But Prince Stanilas Moanatini, the only reasonably busy human creature on the island, was riding hot-spur to view this morning's landslip on the mountain road: the sun already visibly declined; night was imminent; and if he would avoid the perils of darkness and precipice, and the fear of the dead, the haunters of the jungle, he must for once decline a hospitable invitation. Even had he been minded to alight, it presently appeared there would be difficulty as to the refreshment offered.
"Beer!" cried the Glasgow voice. "No such a thing; I tell you there's only eight bottles in the club! Here's the first time I've seen British colours in this port! and the man that sails under them has got to drink that beer."
The proposal struck the public mind as fair, though far from cheering; for some time back, indeed, the very name of beer had been a sound of sorrow in the club, and the evenings had passed in dolorous computation.
"Here is Havens," said one, as if welcoming a fresh topic. "What do you think of her, Havens?"

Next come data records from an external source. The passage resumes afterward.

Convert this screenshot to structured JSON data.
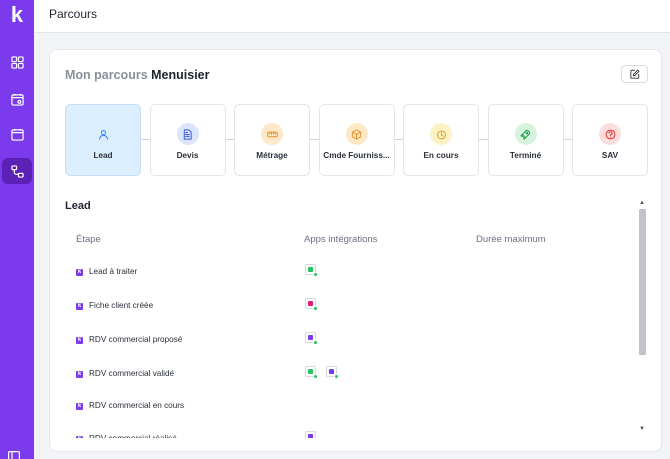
{
  "header": {
    "title": "Parcours"
  },
  "card": {
    "title_prefix": "Mon parcours",
    "title_trade": "Menuisier"
  },
  "steps": [
    {
      "label": "Lead",
      "icon": "user-icon",
      "color": "#dbeefd",
      "iconColor": "#3b82f6",
      "active": true
    },
    {
      "label": "Devis",
      "icon": "document-icon",
      "color": "#dbe5fb",
      "iconColor": "#3b5bdb"
    },
    {
      "label": "Métrage",
      "icon": "ruler-icon",
      "color": "#fde9c7",
      "iconColor": "#e3932c"
    },
    {
      "label": "Cmde Fourniss...",
      "icon": "box-icon",
      "color": "#fde9c7",
      "iconColor": "#e3932c"
    },
    {
      "label": "En cours",
      "icon": "clock-icon",
      "color": "#fcf2c5",
      "iconColor": "#d6a51f"
    },
    {
      "label": "Terminé",
      "icon": "rocket-icon",
      "color": "#d7f3de",
      "iconColor": "#1f9d4a"
    },
    {
      "label": "SAV",
      "icon": "help-icon",
      "color": "#fddcdc",
      "iconColor": "#e03131"
    }
  ],
  "section": {
    "title": "Lead"
  },
  "columns": {
    "etape": "Étape",
    "apps": "Apps intégrations",
    "duree": "Durée maximum"
  },
  "rows": [
    {
      "label": "Lead à traiter",
      "apps": [
        {
          "icon": "globe-app-icon",
          "color": "#22c55e"
        }
      ]
    },
    {
      "label": "Fiche client créée",
      "apps": [
        {
          "icon": "form-app-icon",
          "color": "#e11d74"
        }
      ]
    },
    {
      "label": "RDV commercial proposé",
      "apps": [
        {
          "icon": "calendar-app-icon",
          "color": "#7c3aed"
        }
      ]
    },
    {
      "label": "RDV commercial validé",
      "apps": [
        {
          "icon": "globe-app-icon",
          "color": "#22c55e"
        },
        {
          "icon": "calendar-app-icon",
          "color": "#7c3aed"
        }
      ]
    },
    {
      "label": "RDV commercial en cours",
      "apps": []
    },
    {
      "label": "RDV commercial réalisé",
      "apps": [
        {
          "icon": "calendar-app-icon",
          "color": "#7c3aed"
        }
      ]
    }
  ]
}
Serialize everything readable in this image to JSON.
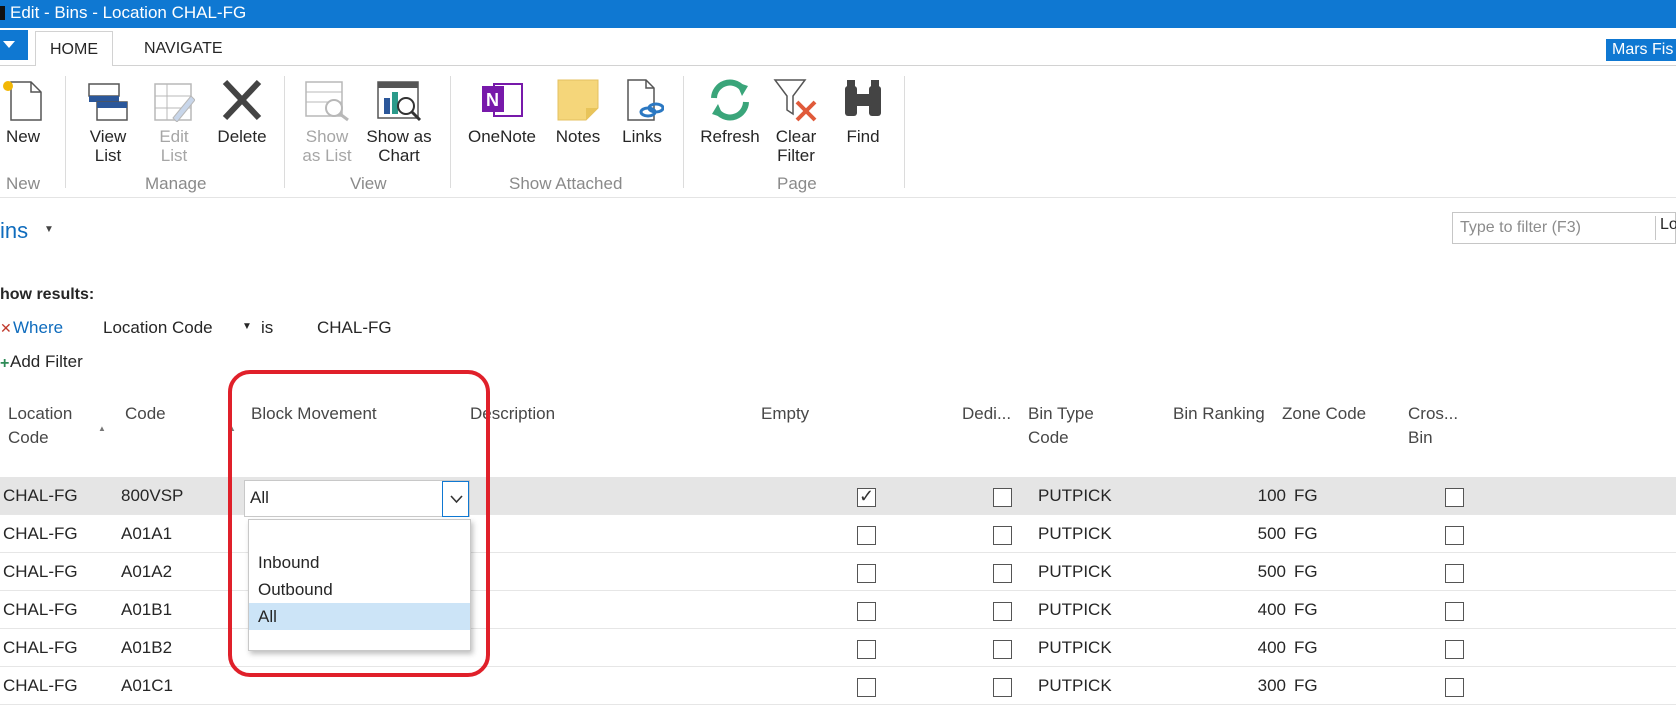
{
  "window": {
    "title": "Edit - Bins - Location CHAL-FG"
  },
  "tabs": {
    "home": "HOME",
    "navigate": "NAVIGATE"
  },
  "user": {
    "name": "Mars Fis"
  },
  "ribbon": {
    "new_group": {
      "name": "New",
      "new": "New"
    },
    "manage": {
      "name": "Manage",
      "view_list": [
        "View",
        "List"
      ],
      "edit_list": [
        "Edit",
        "List"
      ],
      "delete": "Delete"
    },
    "view": {
      "name": "View",
      "show_as_list": [
        "Show",
        "as List"
      ],
      "show_as_chart": [
        "Show as",
        "Chart"
      ]
    },
    "show_attached": {
      "name": "Show Attached",
      "onenote": "OneNote",
      "notes": "Notes",
      "links": "Links"
    },
    "page": {
      "name": "Page",
      "refresh": "Refresh",
      "clear_filter": [
        "Clear",
        "Filter"
      ],
      "find": "Find"
    }
  },
  "page": {
    "title": "ins",
    "filter_placeholder": "Type to filter (F3)",
    "filter_field": "Lo",
    "show_results": "how results:",
    "where": "Where",
    "filter_field_name": "Location Code",
    "filter_operator": "is",
    "filter_value": "CHAL-FG",
    "add_filter": "Add Filter"
  },
  "grid": {
    "headers": {
      "location_code": [
        "Location",
        "Code"
      ],
      "code": "Code",
      "block_movement": "Block Movement",
      "description": "Description",
      "empty": "Empty",
      "dedicated": "Dedi...",
      "bin_type_code": [
        "Bin Type",
        "Code"
      ],
      "bin_ranking": "Bin Ranking",
      "zone_code": "Zone Code",
      "cross_bin": [
        "Cros...",
        "Bin"
      ]
    },
    "rows": [
      {
        "location": "CHAL-FG",
        "code": "800VSP",
        "empty": true,
        "dedicated": false,
        "bin_type": "PUTPICK",
        "ranking": "100",
        "zone": "FG",
        "cross_dock": false
      },
      {
        "location": "CHAL-FG",
        "code": "A01A1",
        "empty": false,
        "dedicated": false,
        "bin_type": "PUTPICK",
        "ranking": "500",
        "zone": "FG",
        "cross_dock": false
      },
      {
        "location": "CHAL-FG",
        "code": "A01A2",
        "empty": false,
        "dedicated": false,
        "bin_type": "PUTPICK",
        "ranking": "500",
        "zone": "FG",
        "cross_dock": false
      },
      {
        "location": "CHAL-FG",
        "code": "A01B1",
        "empty": false,
        "dedicated": false,
        "bin_type": "PUTPICK",
        "ranking": "400",
        "zone": "FG",
        "cross_dock": false
      },
      {
        "location": "CHAL-FG",
        "code": "A01B2",
        "empty": false,
        "dedicated": false,
        "bin_type": "PUTPICK",
        "ranking": "400",
        "zone": "FG",
        "cross_dock": false
      },
      {
        "location": "CHAL-FG",
        "code": "A01C1",
        "empty": false,
        "dedicated": false,
        "bin_type": "PUTPICK",
        "ranking": "300",
        "zone": "FG",
        "cross_dock": false
      }
    ]
  },
  "block_movement_editor": {
    "current_value": "All",
    "options": [
      "",
      "Inbound",
      "Outbound",
      "All"
    ],
    "selected_option": "All"
  },
  "colors": {
    "accent": "#0f78d2",
    "highlight": "#e0202a",
    "selected_row": "#e5e5e5",
    "selected_option": "#cce4f7"
  }
}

"I don't think," replied Havens, a tall, bland, cool-looking, leisurely Englishman, attired in spotless duck, and deliberately dealing with a cigarette. "I may say I know. She's consigned to me from Auckland by Donald & Edenborough. I am on my way aboard."
"What ship is she?" asked the ancient mariner.
"Haven't an idea," returned Havens. "Some tramp they have chartered."
With that he placidly resumed his walk, and was soon seated in the stern-sheets of a whaleboat manned by uproarious Kanakas, himself daintily perched out of the way of the least maculation, giving his commands in an unobtrusive, dinner-table tone of voice, and sweeping neatly enough alongside the schooner.
A weather-beaten captain received him at the gangway.
"You are consigned to us, I think," said he. "I am Mr. Havens."
"That is right, sir," replied the captain, shaking hands. "You will find the owner, Mr. Dodd, below. Mind the fresh paint on the house."
Havens stepped along the alley-way, and descended the ladder into the main cabin.
"Mr. Dodd, I believe," said he, addressing a smallish, bearded gentleman, who sat writing at the table. "Why," he cried, "it isn't Loudon Dodd?"
"Myself, my dear fellow," replied Mr. Dodd, springing to his feet with companionable alacrity. "I had a half-hope it might be you, when I found your name on the papers. Well, there's no change in you; still the same placid, fresh-looking Britisher."
"I can't return the compliment; for you seem to have become a Britisher yourself," said Havens.
"I promise you, I am quite unchanged," returned Dodd. "The red tablecloth at the top of the stick is not my flag; it's my partner's. He is not dead, but sleepeth. There he is," he added, pointing to a bust which formed one of the numerous unexpected ornaments of that unusual cabin.
Havens politely studied it. "A fine bust," said he; "and a very nice-looking fellow."
"Yes; he's a good fellow," said Dodd. "He runs me now. It's all his money."
"He doesn't seem to be particularly short of it," added the other, peering with growing wonder round the cabin.
"His money, my taste," said Dodd. "The black-walnut bookshelves are Old English; the books all mine,--mostly Renaissance French. You should see how the beach-combers wilt away when they go round them looking for a change of Seaside Library novels. The mirrors are genuine Venice; that's a good piece in the corner. The daubs are mine--and his; the mudding mine."
"Mudding? What is that?" asked Havens.
"These bronzes," replied Dodd. "I began life as a sculptor."
"Yes; I remember something about that," said the other. "I think, too, you said you were interested in Californian real estate."
"Surely, I never went so far as that," said Dodd. "Interested? I guess not. Involved, perhaps. I was born an artist; I never took an interest in anything but art. If I were to pile up this old schooner to-morrow," he added, "I declare I believe I would try the thing again!"
"Insured?" inquired Havens.